Would I read it again? - Definitely. Just browsing the table of contents was enough to refresh my memory (as it did at time of writing this), but there's a lot that I don't and would go back for.

How to Win Friends and Influence People

Guilty of judging a book by its cover, I always thought this one had a bookbait-y, almost cringeworthy title. Nothing could be farther from the truth. I've seen this recommended a few times on HN and thought I'd give it a go. This book has had a great impact when it comes to influencing behaviour and on how I think about and treat those around me. With examples that seem to be too good to be true, the author describes how adhering to a few logical principles we can achieve what the title says. But the basis for all, is sincerity and honesty. There's no trick or shortcut. It takes conscious effort to put it into practise. Unless you have a knack for it, your "normal" behaviour would probably go against a few of the things mentioned in this book. For me it is (or hopefully, was) frequent use of sarcasm or snark to put across a point (which the book will tell you, is one of the worst things you can do). It's hard to deviate from the norm, but it really does make a difference.

Would I read it again? - For certain.

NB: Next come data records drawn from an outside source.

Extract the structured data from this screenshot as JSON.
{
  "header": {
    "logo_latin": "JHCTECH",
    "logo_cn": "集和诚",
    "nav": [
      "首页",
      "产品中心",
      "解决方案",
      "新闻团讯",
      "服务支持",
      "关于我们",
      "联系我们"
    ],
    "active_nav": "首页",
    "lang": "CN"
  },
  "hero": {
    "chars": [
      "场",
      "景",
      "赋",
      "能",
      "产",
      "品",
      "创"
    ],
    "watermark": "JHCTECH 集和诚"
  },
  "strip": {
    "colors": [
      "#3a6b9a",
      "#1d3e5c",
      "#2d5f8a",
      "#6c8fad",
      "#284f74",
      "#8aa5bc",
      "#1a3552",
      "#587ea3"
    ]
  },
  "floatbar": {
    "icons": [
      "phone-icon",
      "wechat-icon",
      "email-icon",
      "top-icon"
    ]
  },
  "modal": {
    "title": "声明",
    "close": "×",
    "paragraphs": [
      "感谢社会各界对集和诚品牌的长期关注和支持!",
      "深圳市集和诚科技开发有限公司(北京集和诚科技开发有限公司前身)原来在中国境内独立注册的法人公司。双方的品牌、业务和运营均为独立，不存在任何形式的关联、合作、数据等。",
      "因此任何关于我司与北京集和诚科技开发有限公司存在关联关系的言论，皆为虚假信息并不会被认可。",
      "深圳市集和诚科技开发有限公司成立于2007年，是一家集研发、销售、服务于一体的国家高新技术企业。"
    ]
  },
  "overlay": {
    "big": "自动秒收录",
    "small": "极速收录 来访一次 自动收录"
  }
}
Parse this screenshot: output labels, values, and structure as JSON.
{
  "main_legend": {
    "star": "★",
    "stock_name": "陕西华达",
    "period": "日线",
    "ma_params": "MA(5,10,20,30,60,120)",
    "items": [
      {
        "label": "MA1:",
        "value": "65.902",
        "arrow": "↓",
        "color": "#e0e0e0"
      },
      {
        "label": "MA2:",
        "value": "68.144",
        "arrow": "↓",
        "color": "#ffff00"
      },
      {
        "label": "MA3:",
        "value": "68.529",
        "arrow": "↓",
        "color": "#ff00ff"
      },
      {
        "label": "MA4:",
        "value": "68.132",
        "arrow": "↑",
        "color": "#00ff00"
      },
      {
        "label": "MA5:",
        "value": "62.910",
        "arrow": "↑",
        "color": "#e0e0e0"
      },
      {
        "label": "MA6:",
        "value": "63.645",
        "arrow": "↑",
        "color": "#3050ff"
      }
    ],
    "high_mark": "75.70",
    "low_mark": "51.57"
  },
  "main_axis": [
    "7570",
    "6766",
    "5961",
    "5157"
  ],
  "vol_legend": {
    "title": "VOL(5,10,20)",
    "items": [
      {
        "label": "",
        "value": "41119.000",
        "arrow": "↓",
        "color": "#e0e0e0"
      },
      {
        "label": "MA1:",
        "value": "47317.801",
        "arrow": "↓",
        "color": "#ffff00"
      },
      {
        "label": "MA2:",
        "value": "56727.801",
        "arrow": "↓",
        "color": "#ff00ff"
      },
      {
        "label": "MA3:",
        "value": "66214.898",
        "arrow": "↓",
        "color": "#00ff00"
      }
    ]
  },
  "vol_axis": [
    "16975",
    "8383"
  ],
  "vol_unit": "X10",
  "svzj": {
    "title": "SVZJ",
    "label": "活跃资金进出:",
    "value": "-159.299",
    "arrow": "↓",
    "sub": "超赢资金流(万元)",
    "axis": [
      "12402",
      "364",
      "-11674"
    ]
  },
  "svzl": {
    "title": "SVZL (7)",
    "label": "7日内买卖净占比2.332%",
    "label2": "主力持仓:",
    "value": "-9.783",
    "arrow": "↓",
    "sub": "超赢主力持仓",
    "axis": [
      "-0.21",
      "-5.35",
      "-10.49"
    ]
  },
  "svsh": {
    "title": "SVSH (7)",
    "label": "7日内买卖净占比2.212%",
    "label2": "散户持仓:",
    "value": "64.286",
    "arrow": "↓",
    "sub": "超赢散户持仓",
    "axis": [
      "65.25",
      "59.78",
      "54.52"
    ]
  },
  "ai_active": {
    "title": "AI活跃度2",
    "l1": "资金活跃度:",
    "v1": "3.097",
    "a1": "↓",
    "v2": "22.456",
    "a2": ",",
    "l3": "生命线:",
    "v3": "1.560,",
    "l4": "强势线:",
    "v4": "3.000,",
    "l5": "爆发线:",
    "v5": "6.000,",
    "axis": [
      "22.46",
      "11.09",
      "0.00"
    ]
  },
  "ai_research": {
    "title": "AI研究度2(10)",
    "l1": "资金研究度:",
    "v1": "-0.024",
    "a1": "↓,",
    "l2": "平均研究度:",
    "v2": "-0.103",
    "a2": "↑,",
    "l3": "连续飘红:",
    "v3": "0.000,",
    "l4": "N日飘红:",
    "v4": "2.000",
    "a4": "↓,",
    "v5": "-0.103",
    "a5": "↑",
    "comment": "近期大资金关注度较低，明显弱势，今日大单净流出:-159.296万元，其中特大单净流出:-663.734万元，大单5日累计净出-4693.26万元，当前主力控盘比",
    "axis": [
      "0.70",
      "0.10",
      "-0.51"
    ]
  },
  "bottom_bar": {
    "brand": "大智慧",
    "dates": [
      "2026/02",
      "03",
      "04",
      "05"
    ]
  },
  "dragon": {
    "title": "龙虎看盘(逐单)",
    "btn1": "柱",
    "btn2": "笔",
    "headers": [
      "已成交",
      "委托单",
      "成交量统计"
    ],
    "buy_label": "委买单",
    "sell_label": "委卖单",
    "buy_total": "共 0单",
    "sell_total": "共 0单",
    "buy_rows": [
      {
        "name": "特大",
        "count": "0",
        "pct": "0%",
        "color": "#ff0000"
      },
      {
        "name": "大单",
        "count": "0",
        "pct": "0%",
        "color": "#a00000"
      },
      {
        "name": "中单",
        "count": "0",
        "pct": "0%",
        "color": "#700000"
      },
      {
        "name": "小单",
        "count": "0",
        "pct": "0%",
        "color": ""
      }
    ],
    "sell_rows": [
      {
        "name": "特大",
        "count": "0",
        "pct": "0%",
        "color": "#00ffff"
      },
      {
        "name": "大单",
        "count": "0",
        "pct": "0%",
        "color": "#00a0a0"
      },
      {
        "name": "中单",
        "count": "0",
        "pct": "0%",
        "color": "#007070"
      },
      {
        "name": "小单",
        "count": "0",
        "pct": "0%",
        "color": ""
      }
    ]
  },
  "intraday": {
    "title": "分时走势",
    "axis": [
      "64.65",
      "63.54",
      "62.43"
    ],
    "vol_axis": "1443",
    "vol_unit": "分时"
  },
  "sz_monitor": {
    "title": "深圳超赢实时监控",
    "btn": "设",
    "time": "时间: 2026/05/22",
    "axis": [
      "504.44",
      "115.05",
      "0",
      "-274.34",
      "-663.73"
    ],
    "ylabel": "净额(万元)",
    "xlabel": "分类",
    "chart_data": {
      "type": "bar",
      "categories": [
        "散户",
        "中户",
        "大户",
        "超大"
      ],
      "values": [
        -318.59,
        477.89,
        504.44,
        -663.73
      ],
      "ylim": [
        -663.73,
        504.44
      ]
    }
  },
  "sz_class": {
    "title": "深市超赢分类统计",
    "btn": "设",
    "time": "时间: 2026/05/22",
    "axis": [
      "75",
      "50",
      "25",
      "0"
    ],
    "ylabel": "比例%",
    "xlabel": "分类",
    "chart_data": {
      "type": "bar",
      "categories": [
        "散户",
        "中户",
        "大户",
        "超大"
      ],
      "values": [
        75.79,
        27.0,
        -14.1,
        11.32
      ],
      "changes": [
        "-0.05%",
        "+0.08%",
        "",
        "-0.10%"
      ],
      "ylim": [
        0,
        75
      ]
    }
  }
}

It would take me a few more readings to truly remember all that it has to offer.

The Quick and Easy Way to Effective Speaking

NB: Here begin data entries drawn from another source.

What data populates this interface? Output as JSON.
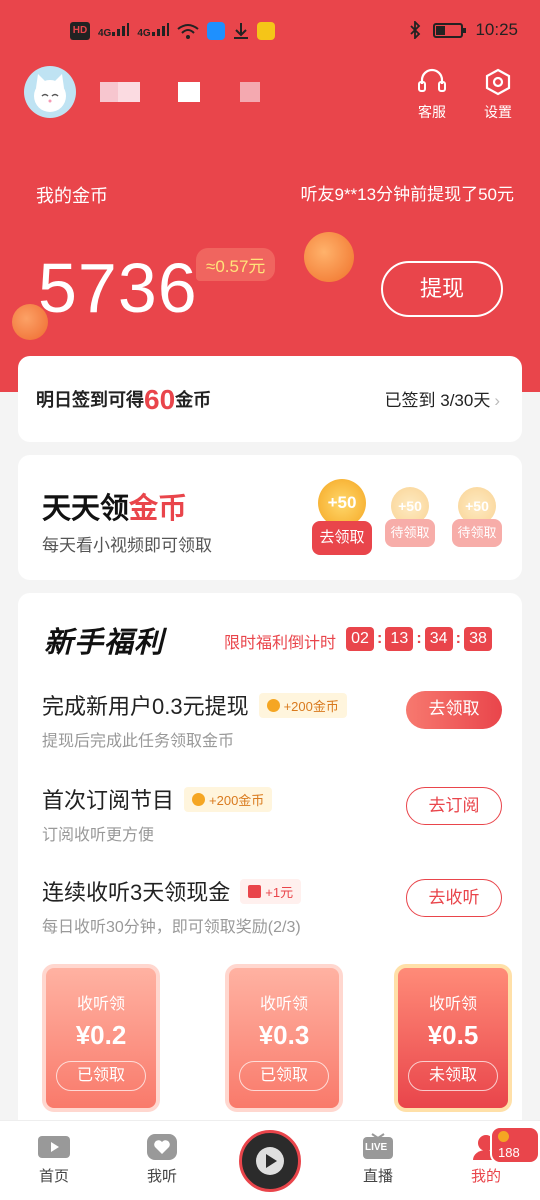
{
  "status_bar": {
    "left_chips": [
      "HD",
      "4G",
      "4G"
    ],
    "time": "10:25"
  },
  "profile": {
    "avatar_icon": "cat-avatar-icon"
  },
  "top_actions": {
    "service_label": "客服",
    "settings_label": "设置"
  },
  "coins": {
    "label": "我的金币",
    "news": "听友9**13分钟前提现了50元",
    "value": "5736",
    "money": "≈0.57元",
    "withdraw_label": "提现"
  },
  "signin": {
    "prefix": "明日签到可得",
    "amount": "60",
    "suffix": "金币",
    "status": "已签到 3/30天",
    "chevron": "›"
  },
  "daily": {
    "title_black": "天天领",
    "title_red": "金币",
    "subtitle": "每天看小视频即可领取",
    "gifts": [
      {
        "amount": "+50",
        "state": "去领取"
      },
      {
        "amount": "+50",
        "state": "待领取"
      },
      {
        "amount": "+50",
        "state": "待领取"
      }
    ]
  },
  "newbie": {
    "title": "新手福利",
    "countdown_label": "限时福利倒计时",
    "countdown": [
      "02",
      "13",
      "34",
      "38"
    ],
    "tasks": [
      {
        "title": "完成新用户0.3元提现",
        "badge": "+200金币",
        "sub": "提现后完成此任务领取金币",
        "button": "去领取"
      },
      {
        "title": "首次订阅节目",
        "badge": "+200金币",
        "sub": "订阅收听更方便",
        "button": "去订阅"
      },
      {
        "title": "连续收听3天领现金",
        "badge": "+1元",
        "sub": "每日收听30分钟，即可领取奖励(2/3)",
        "button": "去收听"
      }
    ],
    "rewards": [
      {
        "label": "收听领",
        "amount": "¥0.2",
        "state": "已领取"
      },
      {
        "label": "收听领",
        "amount": "¥0.3",
        "state": "已领取"
      },
      {
        "label": "收听领",
        "amount": "¥0.5",
        "state": "未领取"
      }
    ]
  },
  "nav": {
    "home": "首页",
    "listen": "我听",
    "live": "直播",
    "live_badge": "LIVE",
    "mine": "我的",
    "mine_badge": "188"
  },
  "colors": {
    "brand_red": "#e9454b",
    "gold": "#f5a623"
  }
}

From the same author as How to Win Friends and Influence People, Dale Carnegie, in this book, describes how to get better at putting across your thoughts to your audience. Speaking is a two-way conversation in which the audience is as important as the one giving the talk. Just like the previous book, there are no shortcuts. "Preach what you practise" can be said to the principle behind several of the methods put forth in this book. Those who feel strongly about what they say, who speak from the heart, from experience, are more likely to get themselves heard than the ones who don't. Giving examples that the audience can relate to, speaking from personal experience, using visual aids, and being prepared are some of things that this book describes in detail.

Would I read it again? - Yes. Just like the previous book, it would take another reading or two to get it all in.

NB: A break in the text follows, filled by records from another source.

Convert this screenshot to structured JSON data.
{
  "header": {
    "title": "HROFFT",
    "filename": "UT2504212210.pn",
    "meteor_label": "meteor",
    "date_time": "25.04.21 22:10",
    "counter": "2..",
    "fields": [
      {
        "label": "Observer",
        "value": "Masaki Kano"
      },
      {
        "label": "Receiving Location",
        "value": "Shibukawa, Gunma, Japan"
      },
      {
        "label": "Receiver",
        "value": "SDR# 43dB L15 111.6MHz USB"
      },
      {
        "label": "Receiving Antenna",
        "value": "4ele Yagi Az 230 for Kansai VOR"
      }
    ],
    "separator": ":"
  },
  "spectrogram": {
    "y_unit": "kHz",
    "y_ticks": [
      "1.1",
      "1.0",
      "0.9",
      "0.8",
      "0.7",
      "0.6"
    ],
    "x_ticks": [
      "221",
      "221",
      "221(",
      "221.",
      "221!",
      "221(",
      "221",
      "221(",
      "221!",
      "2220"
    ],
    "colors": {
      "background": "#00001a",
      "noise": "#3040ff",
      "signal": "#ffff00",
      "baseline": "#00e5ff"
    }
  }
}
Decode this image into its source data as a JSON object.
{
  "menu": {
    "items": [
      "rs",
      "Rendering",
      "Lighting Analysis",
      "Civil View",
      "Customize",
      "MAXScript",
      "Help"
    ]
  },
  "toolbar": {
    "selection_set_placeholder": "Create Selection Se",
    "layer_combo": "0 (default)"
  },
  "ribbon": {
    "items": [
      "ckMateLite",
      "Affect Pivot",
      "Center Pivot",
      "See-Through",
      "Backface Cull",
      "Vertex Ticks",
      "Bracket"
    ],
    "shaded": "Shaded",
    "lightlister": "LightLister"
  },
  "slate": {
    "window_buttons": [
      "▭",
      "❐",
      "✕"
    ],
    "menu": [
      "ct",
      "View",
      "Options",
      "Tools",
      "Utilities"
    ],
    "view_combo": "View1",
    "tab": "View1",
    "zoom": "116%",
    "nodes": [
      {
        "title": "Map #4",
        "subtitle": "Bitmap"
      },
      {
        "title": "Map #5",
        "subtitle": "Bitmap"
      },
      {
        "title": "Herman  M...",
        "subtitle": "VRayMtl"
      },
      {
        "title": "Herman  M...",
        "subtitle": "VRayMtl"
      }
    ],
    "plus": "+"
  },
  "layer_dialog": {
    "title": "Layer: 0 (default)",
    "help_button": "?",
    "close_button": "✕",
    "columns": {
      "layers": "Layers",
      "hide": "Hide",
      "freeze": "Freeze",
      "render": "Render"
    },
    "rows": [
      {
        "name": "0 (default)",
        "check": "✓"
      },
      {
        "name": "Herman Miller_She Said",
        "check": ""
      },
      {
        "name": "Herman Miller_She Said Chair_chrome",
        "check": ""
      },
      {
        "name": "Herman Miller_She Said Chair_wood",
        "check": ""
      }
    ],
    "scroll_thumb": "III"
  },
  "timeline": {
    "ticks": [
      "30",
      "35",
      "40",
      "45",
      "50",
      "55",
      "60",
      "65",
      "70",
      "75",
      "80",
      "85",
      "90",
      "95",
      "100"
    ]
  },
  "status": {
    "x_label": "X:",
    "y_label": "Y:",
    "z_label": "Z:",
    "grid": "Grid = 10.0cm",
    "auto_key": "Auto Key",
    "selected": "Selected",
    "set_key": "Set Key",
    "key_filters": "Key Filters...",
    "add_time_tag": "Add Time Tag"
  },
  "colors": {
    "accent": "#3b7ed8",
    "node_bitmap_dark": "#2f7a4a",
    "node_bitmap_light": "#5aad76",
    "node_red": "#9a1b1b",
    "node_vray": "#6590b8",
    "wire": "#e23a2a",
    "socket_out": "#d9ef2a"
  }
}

Below are a few books that I started reading but didn't finish.

The Toyota Way

This one has a preachy, slightly repetitive tone, but the examples talk of astounding gains in manufacturing efficiency achieved by applying the principles that Toyota has. One of the first thing it describes in detail is around eliminating everything not necessary (aka waste) in a process, and there's a lot more to that than I would have thought. I think this one has more to offer, but perhaps not as succinctly as some of the other books.

Structure and Interpretation of Computer Programs

A refreshing approach to programming! I haven't spent more time on this primarily because the exercises (to be done at a terminal or on piece of paper) are not as convenient to go through when commuting, where most of my reading takes place.

The Intelligent Investor: The Definitive Book on Value Investing

So far, this book has taught me a very importance difference. The one between actual and speculative investments. It explains the various investments instruments available in the U.S. (which are not much use to me, but the ones everywhere else are not vastly different) and how they have performed over the past. It tells you that to be a decent investor, you need to make the least amount of mistakes. To not let emotion influence your judgement. To be confident in what you pick, so much so that you'd stick with it if the market shut down for a decade, or if you could not see the ticker everyday. I don't expect to get exceptional returns after following everything in the book, but I do hope to identify and avoid investment mistakes.